I loved her thoughts on freedom.
Once you’re free, you gotta free somebody else…otherwise what’s the point?
Her thoughts on leadership were no different…set the bar high, and when you get some real power, use it to empower others.
I was lucky enough to see her speak and meet her in person at the Free Library of Philadelphia with my wife in 2015. She was everything I knew she always was.
Toni Morrison is, and always will be, all the things I have ever loved.
She is the Greatest American Novelist, and she has left behind a legacy of words and wisdom we are hardly worthy of. She is the best of us. She is all of us.
I’d like to imagine that a thousand years from now when all musical recordings are lost, the internet is unplugged, and the only clouds are those in the sky…someone might wonder, what was jazz?
The only answer will be her book, whose opening paragraph was sung like this…
Sth, I know that woman. She used to live with a flock of birds on Lenox Avenue. Know her husband, too. He fell for an eighteen-year-old girl with one of those deepdown, spooky loves that made him so sad and happy he shot her just to keep the feeling going. When the woman, her name is Violet, went to the funeral to see the girl and to cut her dead face they threw her to the floor and out of the church. She ran, then, through all that snow, and when she got back to her apartment she took the birds from their cages and set them out the windows to freeze or fly, including the parrot that said, “I love you.”
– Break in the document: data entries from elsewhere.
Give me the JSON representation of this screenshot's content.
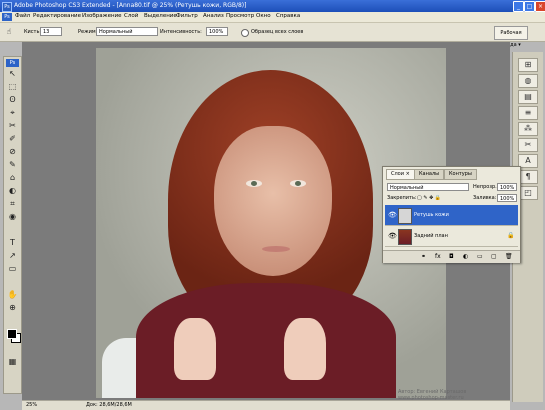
{
  "window": {
    "title": "Adobe Photoshop CS3 Extended - [Anna80.tif @ 25% (Ретушь кожи, RGB/8)]",
    "app_badge": "Ps",
    "minimize": "_",
    "maximize": "□",
    "close": "×"
  },
  "menubar": {
    "items": [
      "Файл",
      "Редактирование",
      "Изображение",
      "Слой",
      "Выделение",
      "Фильтр",
      "Анализ",
      "Просмотр",
      "Окно",
      "Справка"
    ]
  },
  "options_bar": {
    "tool_label": "Кисть:",
    "brush_size": "13",
    "mode_label": "Режим:",
    "mode_value": "Нормальный",
    "strength_label": "Интенсивность:",
    "strength_value": "100%",
    "sample_all_label": "Образец всех слоев",
    "workspace_label": "Рабочая среда ▾"
  },
  "toolbox": {
    "badge": "Ps",
    "tools": [
      "↖",
      "⬚",
      "ʘ",
      "⌖",
      "✂",
      "✐",
      "⊘",
      "✎",
      "⌂",
      "◐",
      "⌗",
      "◉",
      "T",
      "↗",
      "▭",
      "✋",
      "⊕",
      "▦"
    ]
  },
  "dock": {
    "buttons": [
      "⊞",
      "◍",
      "▤",
      "≡",
      "⁂",
      "✂",
      "A",
      "¶",
      "◰",
      "⊞"
    ]
  },
  "layers_panel": {
    "tabs": [
      "Слои ×",
      "Каналы",
      "Контуры"
    ],
    "blend_mode": "Нормальный",
    "opacity_label": "Непрозр.:",
    "opacity_value": "100%",
    "lock_label": "Закрепить:",
    "fill_label": "Заливка:",
    "fill_value": "100%",
    "layers": [
      {
        "name": "Ретушь кожи",
        "selected": true
      },
      {
        "name": "Задний план",
        "selected": false
      }
    ],
    "bottom_icons": [
      "⚭",
      "fx",
      "◘",
      "◐",
      "▭",
      "▢",
      "🗑"
    ]
  },
  "statusbar": {
    "zoom": "25%",
    "doc_info": "Док: 28,6M/28,6M"
  },
  "watermark": {
    "line1": "Автор: Евгений Карташов",
    "line2": "www.photoshop-master.ru"
  },
  "colors": {
    "titlebar": "#1d4fb8",
    "selected_layer": "#2f64c8",
    "sweater": "#6b1d26",
    "hair": "#8a3520"
  }
}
Written by D. H. Schleicher, inspired by the life of Toni Morrison